-- Opening Marker --
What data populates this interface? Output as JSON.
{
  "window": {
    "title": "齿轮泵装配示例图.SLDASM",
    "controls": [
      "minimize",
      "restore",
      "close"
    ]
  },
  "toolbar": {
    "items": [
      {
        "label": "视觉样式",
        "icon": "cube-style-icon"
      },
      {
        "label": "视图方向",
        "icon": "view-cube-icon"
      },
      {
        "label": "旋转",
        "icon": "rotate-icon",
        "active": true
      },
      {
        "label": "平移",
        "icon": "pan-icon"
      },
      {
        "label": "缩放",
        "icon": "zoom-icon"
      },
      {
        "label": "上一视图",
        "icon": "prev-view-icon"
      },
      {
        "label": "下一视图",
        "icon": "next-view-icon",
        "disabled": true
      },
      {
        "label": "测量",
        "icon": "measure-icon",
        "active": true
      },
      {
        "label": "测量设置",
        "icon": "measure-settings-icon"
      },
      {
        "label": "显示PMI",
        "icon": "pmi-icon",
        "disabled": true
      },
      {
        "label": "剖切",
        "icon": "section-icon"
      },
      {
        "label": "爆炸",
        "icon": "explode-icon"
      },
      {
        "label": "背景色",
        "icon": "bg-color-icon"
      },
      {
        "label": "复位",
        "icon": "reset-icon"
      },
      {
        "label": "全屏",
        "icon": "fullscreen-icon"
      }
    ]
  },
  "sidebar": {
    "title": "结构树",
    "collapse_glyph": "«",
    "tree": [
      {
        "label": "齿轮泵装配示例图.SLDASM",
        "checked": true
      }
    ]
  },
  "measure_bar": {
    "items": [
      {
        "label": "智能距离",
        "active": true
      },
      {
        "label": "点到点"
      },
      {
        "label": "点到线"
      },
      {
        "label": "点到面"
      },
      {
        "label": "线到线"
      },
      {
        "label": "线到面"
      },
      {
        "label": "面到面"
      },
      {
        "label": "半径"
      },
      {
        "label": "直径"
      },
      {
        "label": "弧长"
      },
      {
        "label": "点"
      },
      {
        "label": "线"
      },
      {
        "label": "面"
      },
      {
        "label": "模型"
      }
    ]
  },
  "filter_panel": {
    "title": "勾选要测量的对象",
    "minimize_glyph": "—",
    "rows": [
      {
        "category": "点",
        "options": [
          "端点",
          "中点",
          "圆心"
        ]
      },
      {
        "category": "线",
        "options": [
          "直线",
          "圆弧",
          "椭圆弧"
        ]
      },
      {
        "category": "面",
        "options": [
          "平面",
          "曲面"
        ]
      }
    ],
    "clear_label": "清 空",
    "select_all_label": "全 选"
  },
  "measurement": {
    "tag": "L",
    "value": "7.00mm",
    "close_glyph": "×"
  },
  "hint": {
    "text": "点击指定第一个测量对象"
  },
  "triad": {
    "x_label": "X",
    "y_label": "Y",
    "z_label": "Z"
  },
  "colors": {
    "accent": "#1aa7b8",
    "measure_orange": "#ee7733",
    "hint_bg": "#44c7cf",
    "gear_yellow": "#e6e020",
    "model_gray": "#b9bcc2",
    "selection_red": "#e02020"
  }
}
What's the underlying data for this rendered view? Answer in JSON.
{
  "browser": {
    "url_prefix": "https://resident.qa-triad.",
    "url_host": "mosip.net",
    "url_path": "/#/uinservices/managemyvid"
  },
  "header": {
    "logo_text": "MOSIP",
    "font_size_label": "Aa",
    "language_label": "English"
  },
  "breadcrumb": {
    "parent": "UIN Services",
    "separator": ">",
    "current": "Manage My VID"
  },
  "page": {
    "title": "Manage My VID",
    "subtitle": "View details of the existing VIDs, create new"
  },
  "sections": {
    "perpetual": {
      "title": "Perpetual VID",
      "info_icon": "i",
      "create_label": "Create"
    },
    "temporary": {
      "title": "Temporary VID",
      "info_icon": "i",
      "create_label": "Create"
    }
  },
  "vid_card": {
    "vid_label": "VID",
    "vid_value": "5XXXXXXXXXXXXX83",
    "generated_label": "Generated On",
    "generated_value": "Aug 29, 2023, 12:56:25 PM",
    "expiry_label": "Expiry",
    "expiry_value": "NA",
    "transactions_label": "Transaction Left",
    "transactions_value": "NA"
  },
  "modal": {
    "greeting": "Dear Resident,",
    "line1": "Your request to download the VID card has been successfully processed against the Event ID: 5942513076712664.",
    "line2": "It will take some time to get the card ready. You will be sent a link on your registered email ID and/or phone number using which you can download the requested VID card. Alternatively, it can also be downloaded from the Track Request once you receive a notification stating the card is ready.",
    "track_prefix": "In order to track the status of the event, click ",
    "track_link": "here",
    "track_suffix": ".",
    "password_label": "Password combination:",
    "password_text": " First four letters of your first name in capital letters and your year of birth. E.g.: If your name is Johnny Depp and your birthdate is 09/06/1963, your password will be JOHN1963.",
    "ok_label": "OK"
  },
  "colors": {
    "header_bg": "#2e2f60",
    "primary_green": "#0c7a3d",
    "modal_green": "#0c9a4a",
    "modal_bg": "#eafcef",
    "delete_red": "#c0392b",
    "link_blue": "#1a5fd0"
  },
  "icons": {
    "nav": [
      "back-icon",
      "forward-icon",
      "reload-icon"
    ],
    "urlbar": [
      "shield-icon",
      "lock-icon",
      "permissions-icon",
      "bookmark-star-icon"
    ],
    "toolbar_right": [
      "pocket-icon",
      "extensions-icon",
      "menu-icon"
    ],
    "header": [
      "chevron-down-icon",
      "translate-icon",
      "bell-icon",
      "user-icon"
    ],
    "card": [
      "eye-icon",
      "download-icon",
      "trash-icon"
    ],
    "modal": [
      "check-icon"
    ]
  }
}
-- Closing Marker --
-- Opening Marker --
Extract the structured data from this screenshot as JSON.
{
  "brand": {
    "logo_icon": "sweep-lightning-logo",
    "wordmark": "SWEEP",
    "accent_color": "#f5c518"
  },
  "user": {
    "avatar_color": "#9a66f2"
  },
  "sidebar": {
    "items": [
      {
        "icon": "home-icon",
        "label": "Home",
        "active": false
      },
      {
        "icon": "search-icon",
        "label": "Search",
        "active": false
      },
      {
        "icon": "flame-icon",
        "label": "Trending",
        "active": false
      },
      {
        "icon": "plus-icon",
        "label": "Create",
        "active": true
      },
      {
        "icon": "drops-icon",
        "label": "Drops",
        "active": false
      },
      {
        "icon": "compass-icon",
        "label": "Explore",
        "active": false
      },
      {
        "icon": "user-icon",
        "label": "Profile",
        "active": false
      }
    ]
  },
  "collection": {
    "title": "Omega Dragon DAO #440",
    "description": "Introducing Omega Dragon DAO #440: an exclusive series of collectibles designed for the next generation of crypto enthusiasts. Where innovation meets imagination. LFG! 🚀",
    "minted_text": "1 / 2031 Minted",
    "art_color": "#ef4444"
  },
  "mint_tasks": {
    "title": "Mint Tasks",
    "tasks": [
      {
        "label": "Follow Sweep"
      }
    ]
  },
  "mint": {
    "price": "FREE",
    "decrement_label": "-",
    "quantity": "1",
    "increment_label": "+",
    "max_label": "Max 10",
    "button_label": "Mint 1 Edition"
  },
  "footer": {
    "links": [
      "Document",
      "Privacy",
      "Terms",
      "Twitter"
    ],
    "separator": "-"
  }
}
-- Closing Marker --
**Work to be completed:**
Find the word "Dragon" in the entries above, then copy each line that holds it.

**Task answer:**
    "title": "Omega Dragon DAO #440",
    "description": "Introducing Omega Dragon DAO #440: an exclusive series of collectibles designed for the next generation of crypto enthusiasts. Where innovation meets imagination. LFG! 🚀",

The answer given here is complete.